This is awesome/genius!
Great ideas that are validated by your experience! They will help many of us who are working to develop community. Thanks for sharing!
DaveyJones – these are such great ideas for building community! On a shoestring budget! Sometimes we get caught up in thinking we need a facility, an organization, or a structure to "build" community. But community simply arises from people gathering and forming bonds. Many people don't want to JOIN another thing.
My mind is exploding with the possibilities for my own community. We have a local arts center that shows movies once a month for $10, but $10 per person is too much for some families. (We have free live concerts in the park on Sundays that are very well attended.) A free outdoor theater, with virtually no infrastructure, is a great way to attract neighbors.
How do you deal with royalties? Are you allowed to show any movie, since you're not charging fees? What did the sound system cost, and what recommendations do you have for outdoor sound?
What a great example!!!
I am going to see if I can pull this off here…the only limiting factor for us is that mosquitos come out after sun down….
But I absolutely love the idea of neighborhood movies.
The Microsofties can't afford a house at these prices, either! Sounds awesome–when can I come over? 🙂
Thanks for the comments. I use a pair of M-Audio speakers. I like the output for the size. Unless I'm playing "Spinal Tap," I don't need to go to 11. With a small crowd, within 10-20 feet, you just need something decent. I would pick my monitors like my politicians, quality over power. As we know, the digital projector prices have been dropping and you can get something pretty decent for not much. Mine is now over ten years old and I have not needed to replace the bulb yet! I did some homework and found that critics thought SHARP's quality was equal to others twice its price. I have a sharp and am pleased.
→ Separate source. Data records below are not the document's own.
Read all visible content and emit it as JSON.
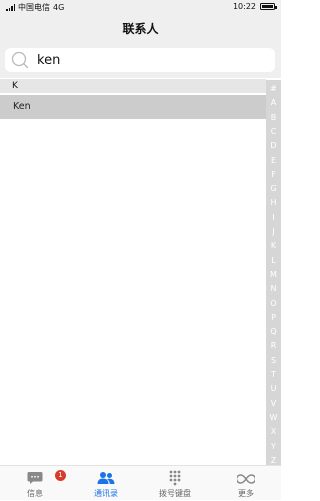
{
  "status_bar": {
    "carrier": "中国电信",
    "network": "4G",
    "time": "10:22"
  },
  "title": "联系人",
  "search": {
    "value": "ken",
    "icon": "search-icon"
  },
  "results": {
    "section_header": "K",
    "contacts": [
      "Ken"
    ]
  },
  "index_letters": [
    "#",
    "A",
    "B",
    "C",
    "D",
    "E",
    "F",
    "G",
    "H",
    "I",
    "J",
    "K",
    "L",
    "M",
    "N",
    "O",
    "P",
    "Q",
    "R",
    "S",
    "T",
    "U",
    "V",
    "W",
    "X",
    "Y",
    "Z"
  ],
  "tabs": [
    {
      "label": "信息",
      "icon": "message-icon",
      "badge": "1"
    },
    {
      "label": "通讯录",
      "icon": "contacts-icon",
      "active": true
    },
    {
      "label": "拨号键盘",
      "icon": "dialpad-icon"
    },
    {
      "label": "更多",
      "icon": "more-icon"
    }
  ],
  "colors": {
    "accent": "#1a73e8",
    "badge": "#d83b2b",
    "selected_row": "#cccccc",
    "index_bar": "#d6d6d6"
  }
}
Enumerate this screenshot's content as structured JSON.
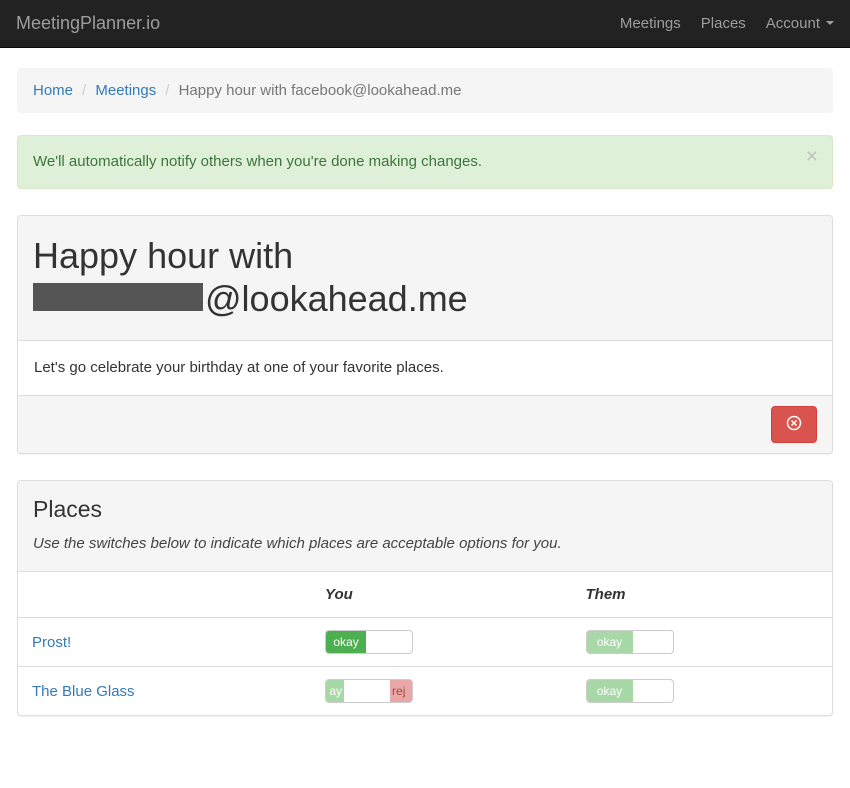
{
  "navbar": {
    "brand": "MeetingPlanner.io",
    "links": [
      "Meetings",
      "Places",
      "Account"
    ]
  },
  "breadcrumb": {
    "items": [
      {
        "label": "Home",
        "active": false
      },
      {
        "label": "Meetings",
        "active": false
      },
      {
        "label": "Happy hour with facebook@lookahead.me",
        "active": true
      }
    ]
  },
  "alert": {
    "message": "We'll automatically notify others when you're done making changes."
  },
  "meeting": {
    "title_prefix": "Happy hour with",
    "title_suffix": "@lookahead.me",
    "description": "Let's go celebrate your birthday at one of your favorite places."
  },
  "places_panel": {
    "title": "Places",
    "hint": "Use the switches below to indicate which places are acceptable options for you.",
    "col_you": "You",
    "col_them": "Them",
    "rows": [
      {
        "name": "Prost!",
        "you_label": "okay",
        "you_state": "on",
        "them_label": "okay",
        "them_state": "muted"
      },
      {
        "name": "The Blue Glass",
        "you_left": "ay",
        "you_right": "rej",
        "you_state": "split",
        "them_label": "okay",
        "them_state": "muted"
      }
    ]
  }
}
Like bankers, mosquitoes are a blood sucking problem here too. I have tried many methods. Some kids will spray on non-DEET products. I have also tried a number of organic methods which you can find on the web. Like everything else, different things have different effects on people…probably on different mosquitoes.
I am not a copyright lawyer and this is not copyright legal advice but… because the shows are free, small and most importantly, private by invite only to the immediate "small" group of friends, they appear to fall within the "fair use" portion of copyright land. The rules and numbers, of course, have no absolute hard rules (leave it to lawyers) but the small, non-"public" and contained are big factors. Hence the title "The Poor Mans Home Theater" The law was never meant to stop inviting some neighbors over for a movie. On average, I have 20-25 folks – less than most sports championships. And I, and my children, know all of these people well, as friends. Of course I suppose three hundred "neighbors" would be a different issue. I do think this is an interesting area where the growing technology has changed the expectation of what the "average" guy can do.
While it might go against the balanced ecosystem and non interventionist themes some of us care about, I say you should buy one of those propane/CO2 powered mosquito traps. They are like bug genocide. I had a friend on the water in Long Island whose back yard was uninhabitable due to mosquitos. He got one of these things and it completely solved the problem.
They are not cheap (or pretty), but they will completely clear two acres worth of mosquitos.
In ten plus years of movies, I have never had a neighbor complain of noise. I usually have the opposite problem with kids and parents asking me when I will play the next film. The shows usually end by 10 / 10:30 and are on the weekend. The winter films are a non issue, as not much noise makes it out the closed, insulted garage door and you need less volume in the enclosed space.